Engineering successes in the 19th century facilitated advancements in metallurgical engineering. Armoured plating was invented, which was initially intended for use on naval vessels fleet and fortifications. In 1856, the Russian mechanic Vasily Pyatov invented the first rolling mills designed specifically for armour plates. One year later, a Belgian army officer and military engineer named Henri Alexis Brialmont suggested equipping the fortress at Antwerp with armoured turret emplacements. Later on, fortresses in many countries also equipped such turrets.

Local wars of the late 19th century showed militaries around the world that defences had to constantly be improved. Otherwise, a well-armed attacker would easily breach it. Armour plates of concrete became very popular. From 1885 through 1887, the German engineers Hermann Gruson and Maximillian Schumann developed the 5.3 cm L/24 Fahrpanzer mobile artillery piece. Soldiers felt rather critical about the vehicle, since their opinion was that “a mobile artillery piece is not an emplacement." This artillery piece may seem to be a predecessor to the tank, but this is not entirely correct because it was not a self-propelled vehicle.

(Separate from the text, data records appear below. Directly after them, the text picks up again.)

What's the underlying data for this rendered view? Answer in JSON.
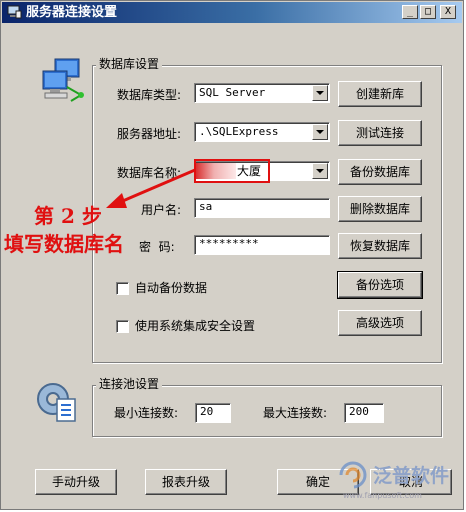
{
  "window": {
    "title": "服务器连接设置",
    "controls": [
      "_",
      "□",
      "X"
    ]
  },
  "db_group": {
    "title": "数据库设置",
    "type_label": "数据库类型:",
    "type_value": "SQL Server",
    "server_label": "服务器地址:",
    "server_value": ".\\SQLExpress",
    "name_label": "数据库名称:",
    "name_value": "大厦",
    "user_label": "用户名:",
    "user_value": "sa",
    "pwd_label": "密  码:",
    "pwd_value": "*********",
    "auto_backup_label": "自动备份数据",
    "auto_backup_checked": false,
    "integrated_label": "使用系统集成安全设置",
    "integrated_checked": false,
    "buttons": {
      "create": "创建新库",
      "test": "测试连接",
      "backup": "备份数据库",
      "delete": "删除数据库",
      "restore": "恢复数据库",
      "backup_options": "备份选项",
      "advanced": "高级选项"
    }
  },
  "pool_group": {
    "title": "连接池设置",
    "min_label": "最小连接数:",
    "min_value": "20",
    "max_label": "最大连接数:",
    "max_value": "200"
  },
  "footer": {
    "manual_upgrade": "手动升级",
    "report_upgrade": "报表升级",
    "ok": "确定",
    "cancel": "取消"
  },
  "annotation": {
    "step": "第 2 步",
    "instruction": "填写数据库名"
  },
  "watermark": {
    "brand": "泛普软件",
    "url": "www.fanpusoft.com"
  },
  "colors": {
    "annotation_red": "#e01010",
    "titlebar_dark": "#0a246a",
    "dialog_face": "#d4d0c8"
  }
}
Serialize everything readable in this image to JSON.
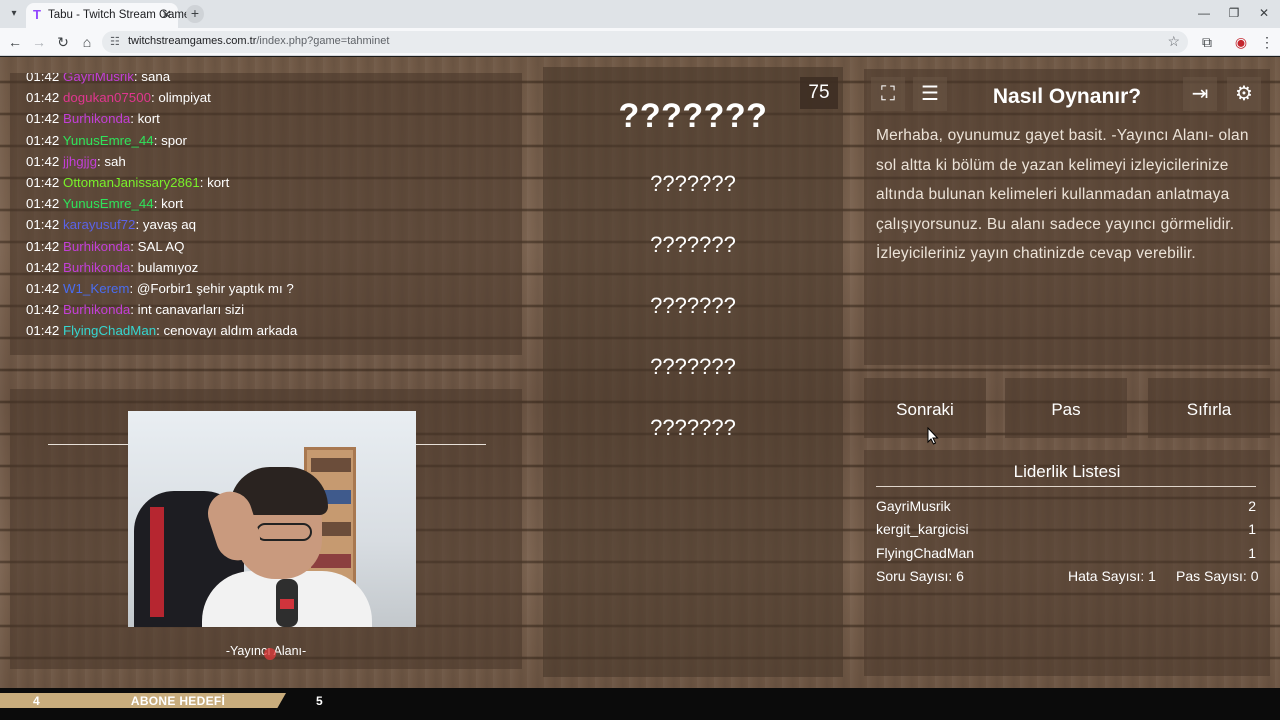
{
  "browser": {
    "tab_title": "Tabu - Twitch Stream Games",
    "tab_favicon": "T",
    "url_domain": "twitchstreamgames.com.tr",
    "url_path": "/index.php?game=tahminet"
  },
  "chat": {
    "lines": [
      {
        "time": "01:42",
        "user": "GayriMusrik",
        "msg": ": sana",
        "color": "#c23fd6"
      },
      {
        "time": "01:42",
        "user": "dogukan07500",
        "msg": ": olimpiyat",
        "color": "#e0368f"
      },
      {
        "time": "01:42",
        "user": "Burhikonda",
        "msg": ": kort",
        "color": "#c23fd6"
      },
      {
        "time": "01:42",
        "user": "YunusEmre_44",
        "msg": ": spor",
        "color": "#2ee35a"
      },
      {
        "time": "01:42",
        "user": "jjhgjjg",
        "msg": ": sah",
        "color": "#c23fd6"
      },
      {
        "time": "01:42",
        "user": "OttomanJanissary2861",
        "msg": ": kort",
        "color": "#79f02a"
      },
      {
        "time": "01:42",
        "user": "YunusEmre_44",
        "msg": ": kort",
        "color": "#2ee35a"
      },
      {
        "time": "01:42",
        "user": "karayusuf72",
        "msg": ": yavaş aq",
        "color": "#5b62e6"
      },
      {
        "time": "01:42",
        "user": "Burhikonda",
        "msg": ": SAL AQ",
        "color": "#c23fd6"
      },
      {
        "time": "01:42",
        "user": "Burhikonda",
        "msg": ": bulamıyoz",
        "color": "#c23fd6"
      },
      {
        "time": "01:42",
        "user": "W1_Kerem",
        "msg": ": @Forbir1 şehir yaptık mı ?",
        "color": "#4a6cf0"
      },
      {
        "time": "01:42",
        "user": "Burhikonda",
        "msg": ": int canavarları sizi",
        "color": "#c23fd6"
      },
      {
        "time": "01:42",
        "user": "FlyingChadMan",
        "msg": ": cenovayı aldım arkada",
        "color": "#35d6d0"
      }
    ]
  },
  "streamer": {
    "label": "-Yayıncı Alanı-"
  },
  "game": {
    "timer": "75",
    "main_word": "???????",
    "taboo_words": [
      "???????",
      "???????",
      "???????",
      "???????",
      "???????"
    ]
  },
  "howto": {
    "title": "Nasıl Oynanır?",
    "body": "Merhaba, oyunumuz gayet basit. -Yayıncı Alanı- olan sol altta ki bölüm de yazan kelimeyi izleyicilerinize altında bulunan kelimeleri kullanmadan anlatmaya çalışıyorsunuz. Bu alanı sadece yayıncı görmelidir. İzleyicileriniz yayın chatinizde cevap verebilir."
  },
  "actions": {
    "next": "Sonraki",
    "pass": "Pas",
    "reset": "Sıfırla"
  },
  "leaderboard": {
    "title": "Liderlik Listesi",
    "rows": [
      {
        "name": "GayriMusrik",
        "score": "2"
      },
      {
        "name": "kergit_kargicisi",
        "score": "1"
      },
      {
        "name": "FlyingChadMan",
        "score": "1"
      }
    ],
    "question_count": "Soru Sayısı: 6",
    "error_count": "Hata Sayısı: 1",
    "pass_count": "Pas Sayısı: 0"
  },
  "goal": {
    "current": "4",
    "label": "ABONE HEDEFİ",
    "target": "5",
    "progress_fraction": 0.8
  },
  "icons": {
    "fullscreen": "fullscreen-icon",
    "notes": "notes-icon",
    "exit": "exit-icon",
    "settings": "gear-icon"
  }
}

The three abovementioned inventions would never have become a complete tank if not for the achievements of military engineers.


High quality steel became a very popular material two centuries ago, which opened up new horizons for engineers. Rifled barrels, recoil systems, and breech loading were invented. Each of these inventions brought significant improvements to guns of all calibres. The first Maxim machineguns became known all over the Old World in 1893, having been used in the Emin Pasha Relief Expedition and the First Matabele War.

Initially, the more conservative European military leaders did not like the new gun. Its main flaws, they said, were high ammunition consumption and vulnerability to artillery fire. However, its high and sustainable rate of fire (600 rounds per minute) was a significant reason for adopting the gun. All leading countries embarked on purchasing and manufacturing the Maxim machineguns to bolster their nations' fighting capabilities.

The first armoured vehicles were equipped with machineguns and even high-calibre guns. These vehicles were not well-received initially. Even if someone had invented a tank at the turn of the 20th century, the project would not have been successful. They simply did not see the purpose of a self-propelled armoured vehicle with weapons.

The four abovementioned inventions required a particular reason for employing a vehicle that incorporated all of the above inventions. Unfortunately, it did not take very long for this reason to show itself.

The Fifth Element

Before tanks were put into service, trench warfare was a common form of warfare. In this form of warfare, a single machinegun was able to prevent an entire regiment from advancing. “Battalion after battalion attacked, only to prove a little more thorouhlgy that a frontal assault against wire and machineguns produces nothing but casualties- and a few medals for bravery among the survivors," said The Infantry Journal, Incorporated (1939). In 1916, ten British Vickers machineguns fired about one million rounds during a single battle, demonstrating the power of the machinegun.

The narrow neutral zone between the opposing parties - no man's land - was a terrible mess! Overturned earth and overlapping shell craters (flooded and non-flooded) were everywhere. It resembled the surface of the moon. An infantryman could hardly cross it! 

They needed a weapon that could cross no man's land on their own, spearheading the attack and protecting infantry all the way to the enemy trench. Thereafter, the infantry could fight their way through enemy defences and seize territory from the enemy. The weapon that broke the quagmire of trench warfare was the tank.

Remember, Tank Commanders: history is always relevant!